In a climate where the tech and digital skills gap means exceptional candidates are hard to come by, where there is increased demand for exciting company culture and a good work-life balance, employers must step up to the mark.

Luckily for people based in the South West, there is a multitude of dynamic tech and digital organisations to choose from – namely the 2021 nominees for The SPARKies Best Place to Work award.

To showcase these fantastic companies during Talent Month at TechSPARK, we teamed up with category sponsors Interaction, the strategic workplace design and build experts, to chat with the shortlisted about their take on nourishing a healthy company culture.

Up first is Storm Consultancy, a digital technology agency that helps startups, scaleups and corporate innovators take advantage of opportunities in tech and digital. We caught up with Claudia May, Marketing Manager at Storm.

How would you summarise your workplace culture?

A work life balance is key. Your personal life comes first because when you’re at your best, you thrive.

In a world where you can leave a job on a Friday, get a laptop sent out over the weekend and start a new remote role on Monday doing roughly the same work, how important actually is culture?

Honestly, it really depends on the individual. Some people value working from home and some value being part of a physical team. Usually, when you apply for a job, you look at the culture to see if it suits your needs to be fulfilled in both your work and personal life. It’s important to remember that remote working and not seeing your colleagues is a form of culture that suits certain people.

Our love for the office is the company culture that Storm sells itself on. It’s helpful when hiring like-minded teammates and even our clients have taken on some of our attributes and implemented them in their own companies.

How do you know when you have a strong/good culture? What are the subtle signs?

The team engages when you have a good culture.
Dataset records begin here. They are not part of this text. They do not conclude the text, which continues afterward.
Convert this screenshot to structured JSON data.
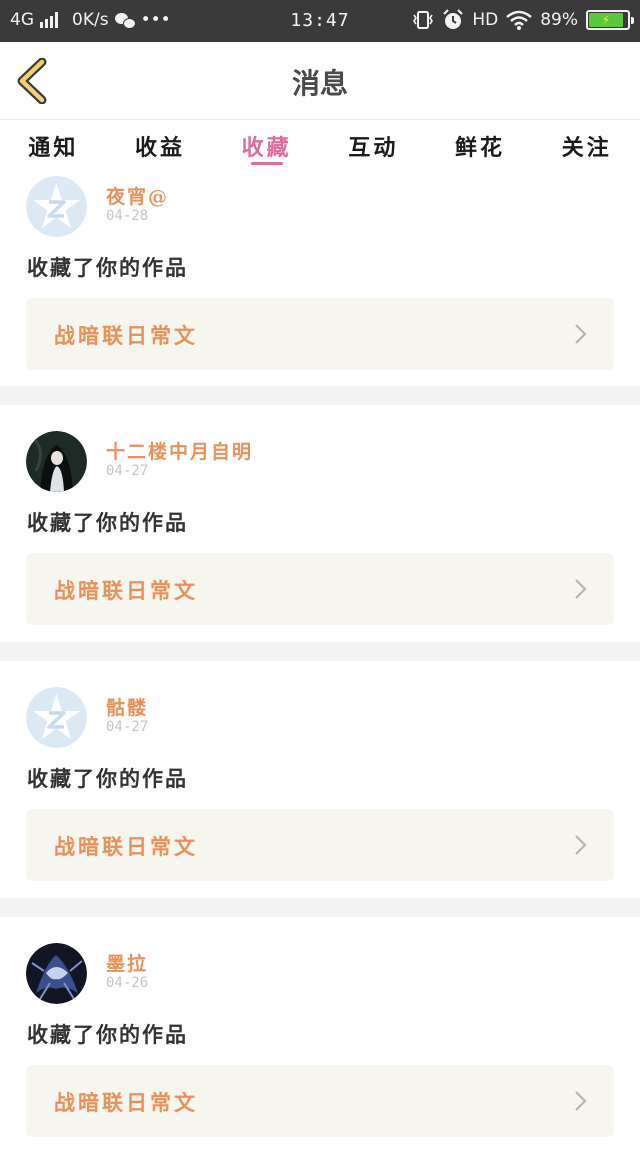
{
  "status_bar": {
    "network": "4G",
    "speed": "0K/s",
    "more": "•••",
    "time": "13:47",
    "hd": "HD",
    "battery_text": "89%",
    "battery_level": 0.89,
    "charging_symbol": "⚡"
  },
  "header": {
    "title": "消息",
    "back_icon": "chevron-left-icon"
  },
  "tabs": [
    {
      "label": "通知",
      "active": false
    },
    {
      "label": "收益",
      "active": false
    },
    {
      "label": "收藏",
      "active": true
    },
    {
      "label": "互动",
      "active": false
    },
    {
      "label": "鲜花",
      "active": false
    },
    {
      "label": "关注",
      "active": false
    }
  ],
  "colors": {
    "accent": "#e06b98",
    "username": "#e9915a",
    "work_bg": "#f6f5ee",
    "divider": "#f3f3f3"
  },
  "feed": [
    {
      "username": "夜宵@",
      "date": "04-28",
      "action": "收藏了你的作品",
      "work_title": "战暗联日常文",
      "avatar": "qq-default-avatar"
    },
    {
      "username": "十二楼中月自明",
      "date": "04-27",
      "action": "收藏了你的作品",
      "work_title": "战暗联日常文",
      "avatar": "dark-hair-character-avatar"
    },
    {
      "username": "骷髅",
      "date": "04-27",
      "action": "收藏了你的作品",
      "work_title": "战暗联日常文",
      "avatar": "qq-default-avatar"
    },
    {
      "username": "墨拉",
      "date": "04-26",
      "action": "收藏了你的作品",
      "work_title": "战暗联日常文",
      "avatar": "blue-armor-character-avatar"
    }
  ]
}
They don’t avoid communal activities and they actively look for ways to be interactive with their colleagues. The bosses are approachable and never dismiss constructive criticism from employees if they feel something isn’t working for them.

The biggest showcase of a good culture and a happy workplace is employee retainment. Our staff turnover is very low for the 12 years we’ve been in business.

What’s the role of leadership in creating culture? To what extent is it their responsibility and to what extent does it belong to the people in the organisation?

The role of leadership is just that. To lead and set an example. If you show you work hard and play hard, then you make that attainable for everyone else in the organisation. It’s up to the leaders to employ team members who fit what you want to achieve in culture and it’s up to employees to engage. If you’re doing it well then they will.

How do you make your company values come alive, rather than just the names of your meeting rooms?

Our biggest values at Storm are balance and making sure everyone is fulfilled with their job role. To achieve a balanced lifestyle, the team works 4.5 day weeks at full pay (no one’s that productive on a Friday afternoon anyway).

We also have an unlimited annual leave policy meaning the team doesn’t burn out and come to work ready to create awesome products for our clients. Half year reviews and an open door policy means there’s always an opportunity to talk about what you want to achieve in your role and with our flat management structure, you’re in charge of your own workload and how you execute it.

As a result of the ‘new normal’ our working practices have changed. What do you see the impacts of hybrid and flexible working being on company culture?

At Storm, we have had many meetings on this topic. We got put into groups to debate this topic and then regrouped and debated again. The conclusion was, that three core days a week in the office are valuable unless you need to get your head down on a project.

Then on the other two days, you can work from where you like unless you have in-person client meetings. The three core days allow us to still implement the fun activities that the team enjoys and get that face to face interaction we love. If we went fully remote we would lose a lot of what makes us a special company to work for.

What are the key considerations when trying to build a culture digitally?

  1. Seamless communication across your chosen platforms. Be reachable when you say that you’ll be reachable.
  2. Create fun and engaging team building activities. In lockdown we had a pastry chef teach us how to make lemon meringue eclairs over zoom. A fun bakealong experience.
  3. Regular check-ins with the team. As a team and individually.

What do companies (or what have you) got wrong about workplace culture?

It’s not just about creating a fun environment. The most important thing you can have in a company is mutual respect across the entire team.

What’s the one thing you’d advise other organisations to think really hard about when considering their culture?

Employees come first. The output of work is far better when you have a happy team building something for a client. When people feel valued they’ll want to give their all to something.